_Problem requirements_
Copy out each line of the material in which the word "data" appears.

_Records provided_
● ● ●

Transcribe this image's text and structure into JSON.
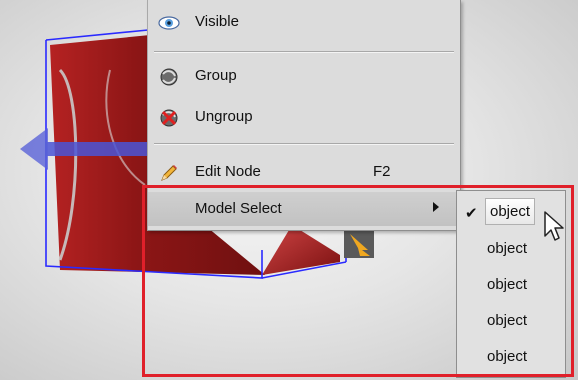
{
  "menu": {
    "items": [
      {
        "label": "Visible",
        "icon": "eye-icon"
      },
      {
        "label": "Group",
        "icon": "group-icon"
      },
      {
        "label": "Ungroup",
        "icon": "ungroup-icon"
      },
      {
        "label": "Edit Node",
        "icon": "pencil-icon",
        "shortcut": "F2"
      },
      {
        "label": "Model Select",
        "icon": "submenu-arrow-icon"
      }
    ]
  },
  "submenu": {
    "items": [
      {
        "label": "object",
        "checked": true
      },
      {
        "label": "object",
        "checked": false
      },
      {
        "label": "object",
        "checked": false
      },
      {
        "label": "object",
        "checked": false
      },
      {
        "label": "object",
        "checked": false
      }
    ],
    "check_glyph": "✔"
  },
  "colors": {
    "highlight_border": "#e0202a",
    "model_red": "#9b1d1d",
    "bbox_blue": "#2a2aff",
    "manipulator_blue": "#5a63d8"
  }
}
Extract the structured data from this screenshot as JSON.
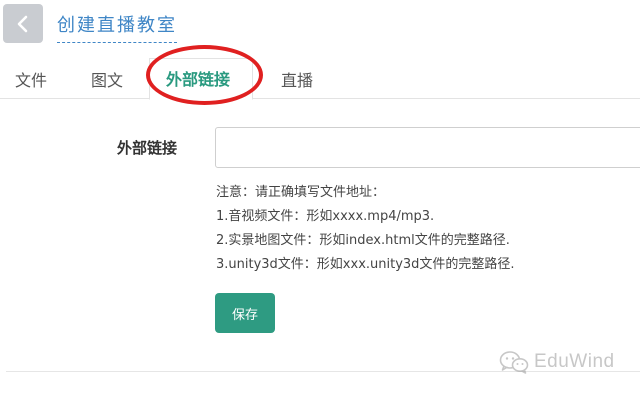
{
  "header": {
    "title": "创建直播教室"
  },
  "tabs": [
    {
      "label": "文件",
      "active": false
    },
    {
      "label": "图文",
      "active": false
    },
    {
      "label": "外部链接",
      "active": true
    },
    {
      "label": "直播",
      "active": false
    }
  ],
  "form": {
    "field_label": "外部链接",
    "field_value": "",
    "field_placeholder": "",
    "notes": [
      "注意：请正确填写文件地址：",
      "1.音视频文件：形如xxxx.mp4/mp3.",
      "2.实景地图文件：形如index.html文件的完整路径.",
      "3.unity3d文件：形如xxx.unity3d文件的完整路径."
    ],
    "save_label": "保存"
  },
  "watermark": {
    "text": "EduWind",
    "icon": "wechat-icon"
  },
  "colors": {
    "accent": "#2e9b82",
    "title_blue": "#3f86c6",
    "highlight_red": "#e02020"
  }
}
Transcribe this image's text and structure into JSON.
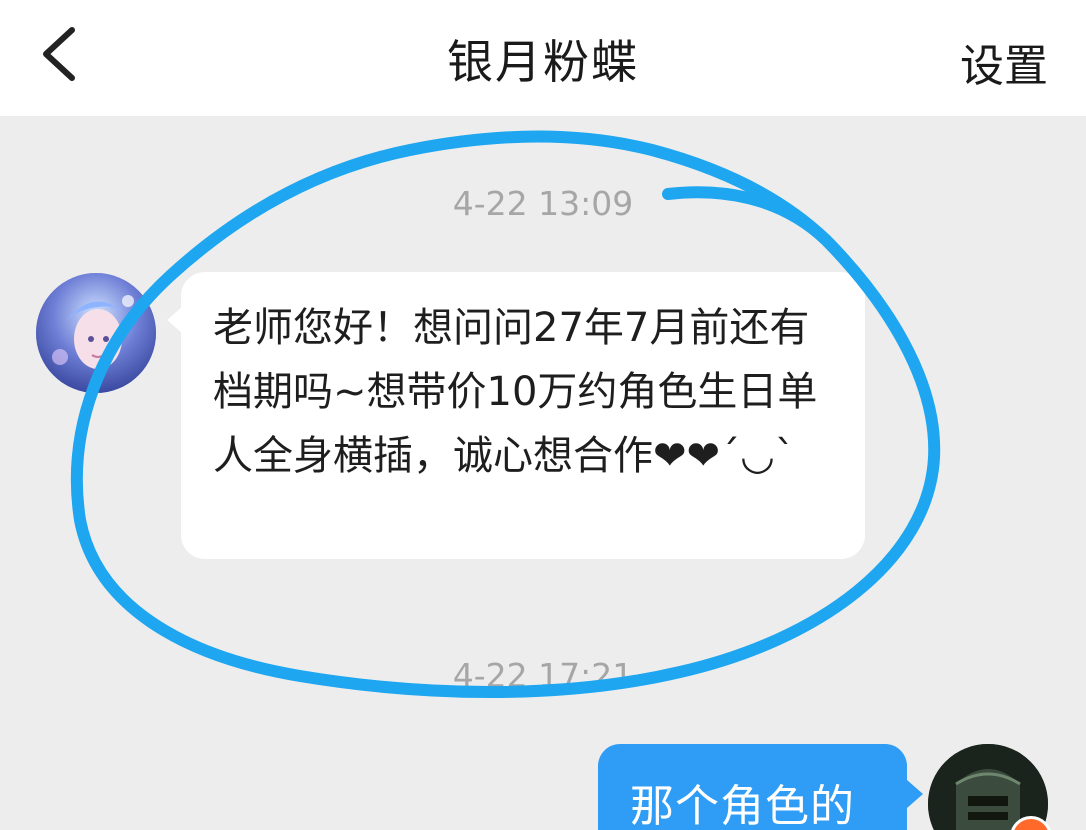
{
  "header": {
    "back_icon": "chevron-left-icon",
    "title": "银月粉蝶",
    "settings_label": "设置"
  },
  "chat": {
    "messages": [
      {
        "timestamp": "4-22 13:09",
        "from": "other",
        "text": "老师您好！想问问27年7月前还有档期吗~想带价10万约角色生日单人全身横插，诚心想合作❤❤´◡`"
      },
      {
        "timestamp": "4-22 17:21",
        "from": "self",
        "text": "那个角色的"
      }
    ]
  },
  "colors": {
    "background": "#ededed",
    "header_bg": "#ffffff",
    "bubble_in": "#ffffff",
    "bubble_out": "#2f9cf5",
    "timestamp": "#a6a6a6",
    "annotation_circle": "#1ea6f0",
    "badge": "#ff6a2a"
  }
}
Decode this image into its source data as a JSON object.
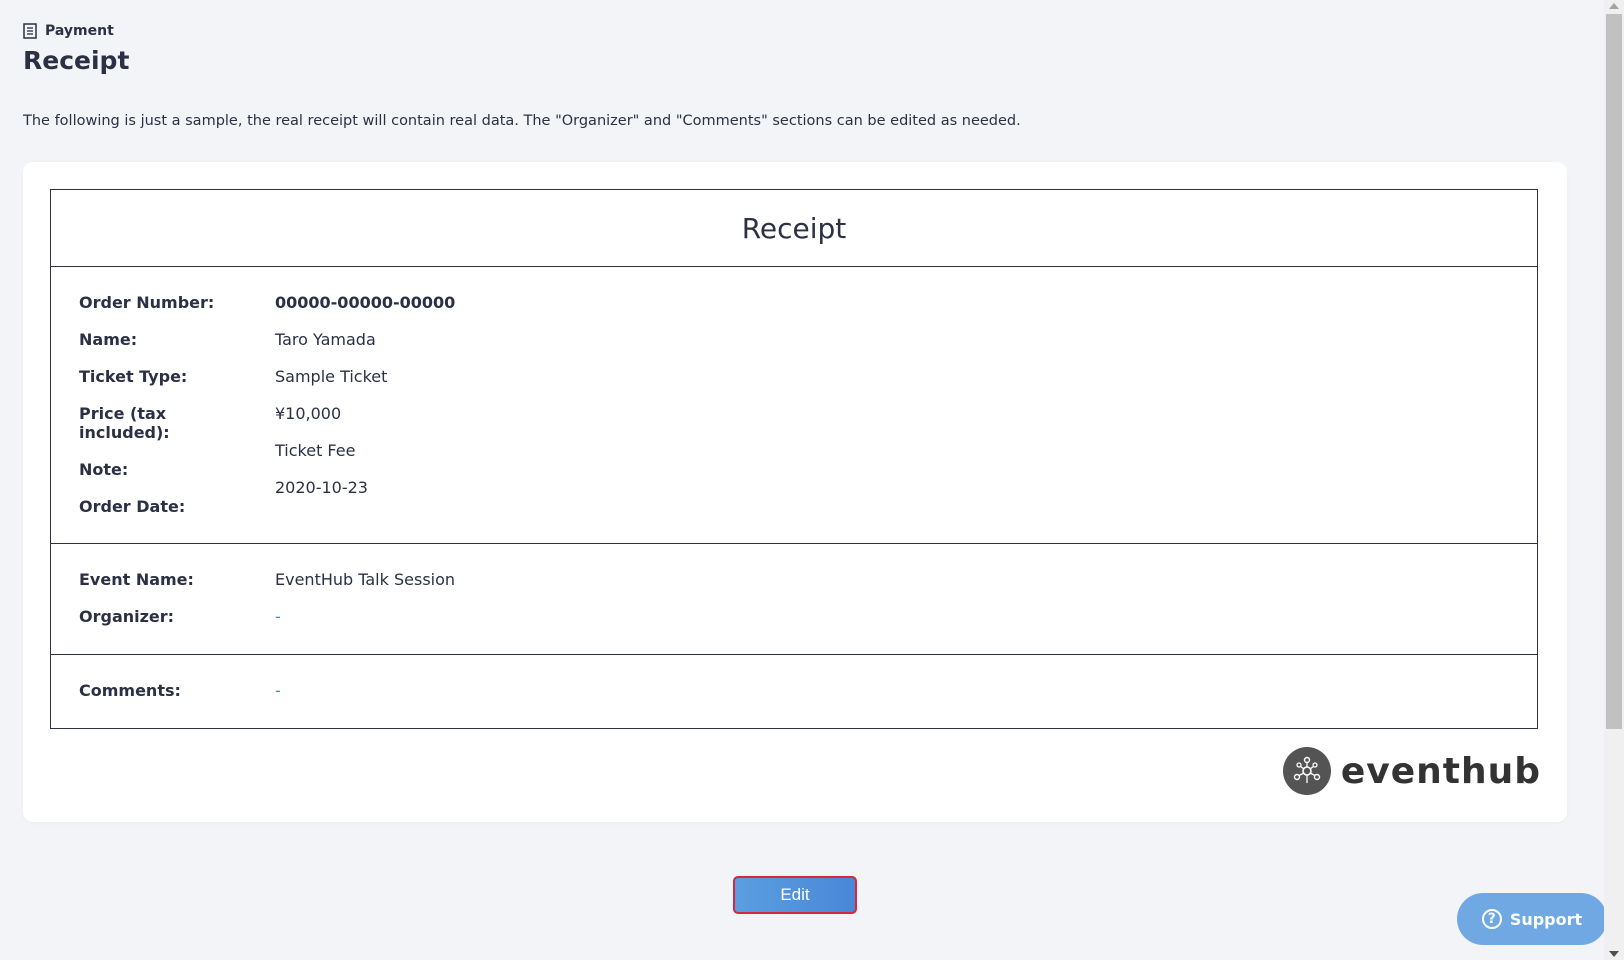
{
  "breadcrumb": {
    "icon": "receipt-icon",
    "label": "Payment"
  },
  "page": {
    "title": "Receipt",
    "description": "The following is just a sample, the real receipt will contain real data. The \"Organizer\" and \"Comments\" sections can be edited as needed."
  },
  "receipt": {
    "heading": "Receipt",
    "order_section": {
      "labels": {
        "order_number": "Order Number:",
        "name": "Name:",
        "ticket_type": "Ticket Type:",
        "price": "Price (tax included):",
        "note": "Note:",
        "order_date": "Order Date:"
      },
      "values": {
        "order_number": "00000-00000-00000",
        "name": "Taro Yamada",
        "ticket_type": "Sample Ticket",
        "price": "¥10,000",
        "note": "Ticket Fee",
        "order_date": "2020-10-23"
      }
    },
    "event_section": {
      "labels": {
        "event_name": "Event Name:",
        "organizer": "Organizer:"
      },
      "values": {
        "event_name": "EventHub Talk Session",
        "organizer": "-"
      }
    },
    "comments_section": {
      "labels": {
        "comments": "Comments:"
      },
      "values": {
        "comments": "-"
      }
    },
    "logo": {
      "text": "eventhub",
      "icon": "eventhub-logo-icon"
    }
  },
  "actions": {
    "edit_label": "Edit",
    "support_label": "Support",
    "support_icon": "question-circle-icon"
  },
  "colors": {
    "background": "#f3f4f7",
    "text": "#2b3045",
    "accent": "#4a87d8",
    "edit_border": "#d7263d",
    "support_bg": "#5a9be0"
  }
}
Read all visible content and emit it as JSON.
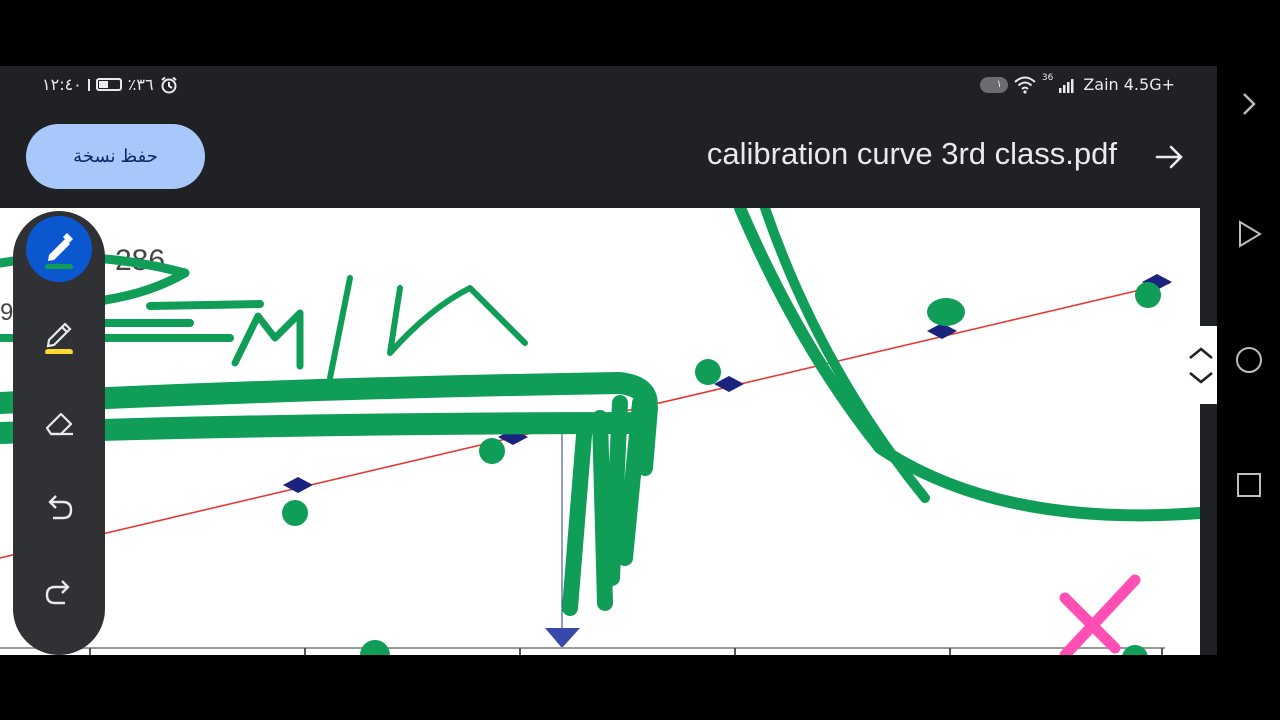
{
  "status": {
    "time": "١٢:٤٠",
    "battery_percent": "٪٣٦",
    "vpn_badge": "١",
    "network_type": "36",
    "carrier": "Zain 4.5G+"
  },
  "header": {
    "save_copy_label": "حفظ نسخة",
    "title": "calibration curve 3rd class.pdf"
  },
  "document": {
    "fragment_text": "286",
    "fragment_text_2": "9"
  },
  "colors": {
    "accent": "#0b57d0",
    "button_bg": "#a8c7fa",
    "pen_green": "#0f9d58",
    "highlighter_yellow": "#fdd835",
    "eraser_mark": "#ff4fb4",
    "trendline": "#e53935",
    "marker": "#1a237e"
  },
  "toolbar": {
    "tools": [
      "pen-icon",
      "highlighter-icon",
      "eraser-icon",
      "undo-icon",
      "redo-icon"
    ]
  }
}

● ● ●

_Answer box_
Extract the structured data from this screenshot as JSON.
Decode this image into its source data as a JSON object.
    "description": "The following is just a sample, the real receipt will contain real data. The \"Organizer\" and \"Comments\" sections can be edited as needed."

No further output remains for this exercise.